CBD has been gaining popularity with consumers looking for an alternative pain medicine and as alternative to opioids.
“Today the therapeutic properties of CBD are being tested and confirmed by scientists and doctors around the world,” says the non-profit organization, Project CBD, on its website. ”Safe, nonaddictive substance, CBD is one of more than 100 ‘phyto-cannabinoids’, which are unique to cannabis and endow the plant with its robust therapeutic profile.
CBD can be incorporated into many different product types. Oils, creams, bath bombs, lip balms, soaps and vaping products. The main use of CBD products is to alleviate pain, anxiety and stress. There are many other benefits too, but CBD is not regulated like many other food supplements, so it is not advised to claim specifics. Anecdotal feedback speaks volumes for fantastic benefits and improvements.
Because CBD is just now finding its footing in the marketplace, there are a lot of misconceptions.
The most important thing for customers to know is that the CBD products are THC (the psychoactive compound) free and will not get them high.

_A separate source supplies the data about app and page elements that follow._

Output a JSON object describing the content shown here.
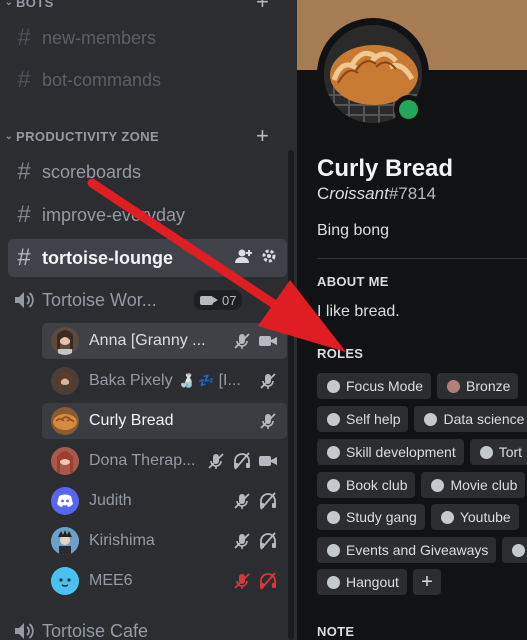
{
  "sidebar": {
    "categories": {
      "bots": "BOTS",
      "productivity": "PRODUCTIVITY ZONE"
    },
    "channels": [
      {
        "label": "new-members"
      },
      {
        "label": "bot-commands"
      },
      {
        "label": "scoreboards"
      },
      {
        "label": "improve-everyday"
      },
      {
        "label": "tortoise-lounge"
      }
    ],
    "voice_channel": {
      "label": "Tortoise Wor...",
      "cam_count": "07"
    },
    "users": [
      {
        "name": "Anna [Granny ..."
      },
      {
        "name": "Baka Pixely",
        "extra": "[I..."
      },
      {
        "name": "Curly Bread"
      },
      {
        "name": "Dona Therap..."
      },
      {
        "name": "Judith"
      },
      {
        "name": "Kirishima"
      },
      {
        "name": "MEE6"
      }
    ],
    "next_voice": "Tortoise Cafe"
  },
  "profile": {
    "display_name": "Curly Bread",
    "username_prefix": "C",
    "username_italic": "roissant",
    "discriminator": "#7814",
    "bio": "Bing bong",
    "about_title": "ABOUT ME",
    "about_text": "I like bread.",
    "roles_title": "ROLES",
    "roles": [
      "Focus Mode",
      "Bronze",
      "Self help",
      "Data science",
      "Skill development",
      "Tort",
      "Book club",
      "Movie club",
      "Study gang",
      "Youtube",
      "Events and Giveaways",
      "Hangout"
    ],
    "note_title": "NOTE",
    "status_color": "#23a55a"
  },
  "annotation": {
    "arrow_color": "#e11d24"
  }
}
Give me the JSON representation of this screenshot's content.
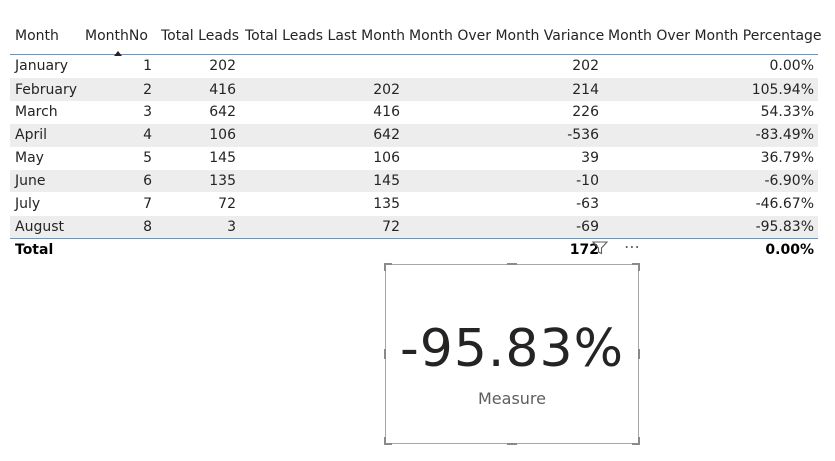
{
  "table": {
    "headers": {
      "month": "Month",
      "monthno": "MonthNo",
      "total_leads": "Total Leads",
      "last_month": "Total Leads Last Month",
      "variance": "Month Over Month Variance",
      "percentage": "Month Over Month Percentage"
    },
    "rows": [
      {
        "month": "January",
        "monthno": "1",
        "total_leads": "202",
        "last_month": "",
        "variance": "202",
        "percentage": "0.00%"
      },
      {
        "month": "February",
        "monthno": "2",
        "total_leads": "416",
        "last_month": "202",
        "variance": "214",
        "percentage": "105.94%"
      },
      {
        "month": "March",
        "monthno": "3",
        "total_leads": "642",
        "last_month": "416",
        "variance": "226",
        "percentage": "54.33%"
      },
      {
        "month": "April",
        "monthno": "4",
        "total_leads": "106",
        "last_month": "642",
        "variance": "-536",
        "percentage": "-83.49%"
      },
      {
        "month": "May",
        "monthno": "5",
        "total_leads": "145",
        "last_month": "106",
        "variance": "39",
        "percentage": "36.79%"
      },
      {
        "month": "June",
        "monthno": "6",
        "total_leads": "135",
        "last_month": "145",
        "variance": "-10",
        "percentage": "-6.90%"
      },
      {
        "month": "July",
        "monthno": "7",
        "total_leads": "72",
        "last_month": "135",
        "variance": "-63",
        "percentage": "-46.67%"
      },
      {
        "month": "August",
        "monthno": "8",
        "total_leads": "3",
        "last_month": "72",
        "variance": "-69",
        "percentage": "-95.83%"
      }
    ],
    "total": {
      "label": "Total",
      "variance": "172",
      "percentage": "0.00%"
    }
  },
  "visual_header": {
    "filter_icon": "filter-icon",
    "more_icon": "more-options-icon",
    "more_glyph": "⋯"
  },
  "card": {
    "value": "-95.83%",
    "label": "Measure"
  },
  "colors": {
    "accent_border": "#5b9bd5",
    "stripe": "#ededed"
  }
}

Any professional who may want to use CBD to alleviate pain and stress can do so knowing no THC will be detected in any blood or urine analysis. Products are derived from the unfertilized female flower tops of high-resin CBD-rich industrial cannabis/hemp plant. Those plants are much better suited for medicinal oil extraction than low-resin fiber hemp.
Customers are exploring medical cannabis to treat a range of ailments.
There is a healthy difference in patients who managed their pain using cannabis instead of opioids. Patients do not exhibit the dependency behaviour like in painkillers users, who always show a kind of emptiness or neediness about them. Cannabis / CBD consumers do not have that. They are typically people who are engaged in their own health management. They are appreciative of the medicine, but they can do without it.
Consumers remark that when they are feeling good, they would often forget to take their medicine for a week. That never happens with opiates or benzodiazepine. The seed is sown the moment conventional medicine is prescribed to them. They are set on a path. There is something put in their life that will make them forever tied to the medical system, tied to a substance and looking for it for the rest of their lives. Medical community has been reluctant to acknowledge medical cannabis as a viable alternative to prescription painkillers. There has been some progress, but there is also still a lot of head-in-sand doctors who are dedicated to their position and refuse to look at the evidence. Their job is to manage people’s opiate regimens. But the users themselves are finally seeking other pathways and for many of them, that is medical cannabis.
Older adults are embracing cannabis as a safer, healthier alternative to prescription painkillers.
Medical cannabis consumers do not want to get ‘high’, they just want to get better and feel better. Older users are also going for alternatives to smoking the flower, which these days can include oils, capsules, pastes or vaping pens.
CBD consumers swear by CBD, the wellness weed without the high that even young people are now using as a soothing remedy for high-stress lives. Enthusiasts say that “everybody over 50 needs CBD”, just as they would take Centrum multivitamin, because it reinforces their immune system so they will live longer and live more enjoyable life. You start getting more active, it gives you a type of energy that you want to get out of the chair and go for walk.